He says to you: “No fear!” FOR I AM WITH YOU AND WILL RESCUE YOU. What a tremendous promise! I am with you – God Almighty – and I will rescue you if something happens to you. What confidence we can have in this promise! Some people will jump off bungee cranes and tall bridges on the basis of their confidence in a shabby elastic band. Imagine what great things you can attempt and accomplish in life on the basis of far more: you have the promise that God himself will come to your rescue. Be bold! Be daring! Be courageous! Be audacious! Attempt great things!
What are these things? The Lord suggests them when He says: “There will be “uprooting” and “planting”, “tearing down” and “building”. None of that sounds easy – but you are promised the best help of all: that of Almighty God.
Gosh: look at all of you, When I came to the school, it started at standard 2 (grade 4): and I stayed here until matric. We were a small school, not much more than a hundred or so boys at first and you easily knew all the teachers – many of whom were priests and religious brothers.

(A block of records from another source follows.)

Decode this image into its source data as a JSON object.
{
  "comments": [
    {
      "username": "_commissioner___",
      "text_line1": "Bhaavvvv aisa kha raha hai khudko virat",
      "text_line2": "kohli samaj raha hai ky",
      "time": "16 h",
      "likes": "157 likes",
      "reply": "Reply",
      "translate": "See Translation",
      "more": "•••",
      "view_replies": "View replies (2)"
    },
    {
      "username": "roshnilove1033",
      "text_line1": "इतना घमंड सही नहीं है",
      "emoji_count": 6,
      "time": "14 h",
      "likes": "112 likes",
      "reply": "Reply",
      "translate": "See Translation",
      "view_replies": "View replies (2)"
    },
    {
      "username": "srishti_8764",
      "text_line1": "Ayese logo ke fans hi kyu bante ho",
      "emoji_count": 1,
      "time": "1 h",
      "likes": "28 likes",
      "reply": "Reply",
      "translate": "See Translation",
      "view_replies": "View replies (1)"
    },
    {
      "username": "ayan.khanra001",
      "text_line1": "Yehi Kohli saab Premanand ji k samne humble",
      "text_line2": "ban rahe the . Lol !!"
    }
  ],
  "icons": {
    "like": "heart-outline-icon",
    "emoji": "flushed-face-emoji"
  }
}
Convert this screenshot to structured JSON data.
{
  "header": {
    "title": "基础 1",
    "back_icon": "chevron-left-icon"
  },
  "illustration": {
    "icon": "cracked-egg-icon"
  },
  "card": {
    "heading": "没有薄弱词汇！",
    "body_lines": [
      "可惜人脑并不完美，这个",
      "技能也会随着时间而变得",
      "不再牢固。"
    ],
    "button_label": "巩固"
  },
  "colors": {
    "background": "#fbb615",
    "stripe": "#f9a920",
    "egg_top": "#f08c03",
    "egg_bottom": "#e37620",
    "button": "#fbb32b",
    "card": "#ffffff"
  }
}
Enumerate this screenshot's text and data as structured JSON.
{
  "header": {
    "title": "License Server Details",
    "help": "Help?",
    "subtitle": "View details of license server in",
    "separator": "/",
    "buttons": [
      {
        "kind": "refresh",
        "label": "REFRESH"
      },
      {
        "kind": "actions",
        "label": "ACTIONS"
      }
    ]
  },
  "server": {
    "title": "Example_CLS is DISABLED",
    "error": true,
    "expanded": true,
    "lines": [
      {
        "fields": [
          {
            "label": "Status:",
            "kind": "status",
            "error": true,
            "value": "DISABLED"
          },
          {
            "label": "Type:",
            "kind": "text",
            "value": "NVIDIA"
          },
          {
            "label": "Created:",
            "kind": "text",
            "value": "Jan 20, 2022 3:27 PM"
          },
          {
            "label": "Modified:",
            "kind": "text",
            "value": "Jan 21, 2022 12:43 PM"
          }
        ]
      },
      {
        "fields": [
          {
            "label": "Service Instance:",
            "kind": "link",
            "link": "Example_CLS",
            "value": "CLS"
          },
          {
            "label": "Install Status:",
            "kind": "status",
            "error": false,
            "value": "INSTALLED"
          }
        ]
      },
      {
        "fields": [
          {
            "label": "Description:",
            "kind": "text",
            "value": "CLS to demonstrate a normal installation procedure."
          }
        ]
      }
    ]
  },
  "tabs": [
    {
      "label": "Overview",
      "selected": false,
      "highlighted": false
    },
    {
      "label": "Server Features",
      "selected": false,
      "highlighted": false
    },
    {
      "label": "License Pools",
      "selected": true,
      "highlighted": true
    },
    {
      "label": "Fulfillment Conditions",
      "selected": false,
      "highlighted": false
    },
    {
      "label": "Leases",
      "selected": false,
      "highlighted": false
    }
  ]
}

We loved them so much, you know.
How well we knew each other when we were pupils here together! I think I knew just about every person in the school, you even got to know many of the parents of the pupils, and even their sisters – which was a bonus for guys trapped in an all-boys’ school.
To really know a person is such a gift, and let me tell you, you will seldom in your life spend as much time in the company of your friends as you do during these , your school years. I urge you to make the most of it. Look around you: these guys are going to be with you for life. They really are given you as your brother s. They will be you varsity - holiday buddies. They will get you out of serious trouble a hundred times. They will stand beside you at your wedding and will be the godfathers to your future children.
And some of them will be at your death-bed. Life is precious, life is fragile. Nothing is promised to you forever. I have had to bid farewell to Liam Whelan, Stephen Roberts, Stephen McGuiness and Andrew Crous: my dead classmates – dead even before they got to see me as a priest. I’d like to remember them in a special way at the altar today.
I’m telling you: take it seriously. Life is not just a joke. These are the years in which you make it happen: don’t blow it. You know, you spend a huge chunk of your life at school, and much of the stuff might work on your nerves and so forth, but I can really promise you that these are some of the best times of your life. So enjoy them. You know that the Lord wants your happiness: Scripture says that the glory of God is man fully alive. So live you school years with gusto. These are years of character formation, so be formed. Take it as a challenge: embrace it whole heartedly. God bless each of you, and please remember to pray for your priest and Bennies brother - Fr Justin.
Fr Justin Wylie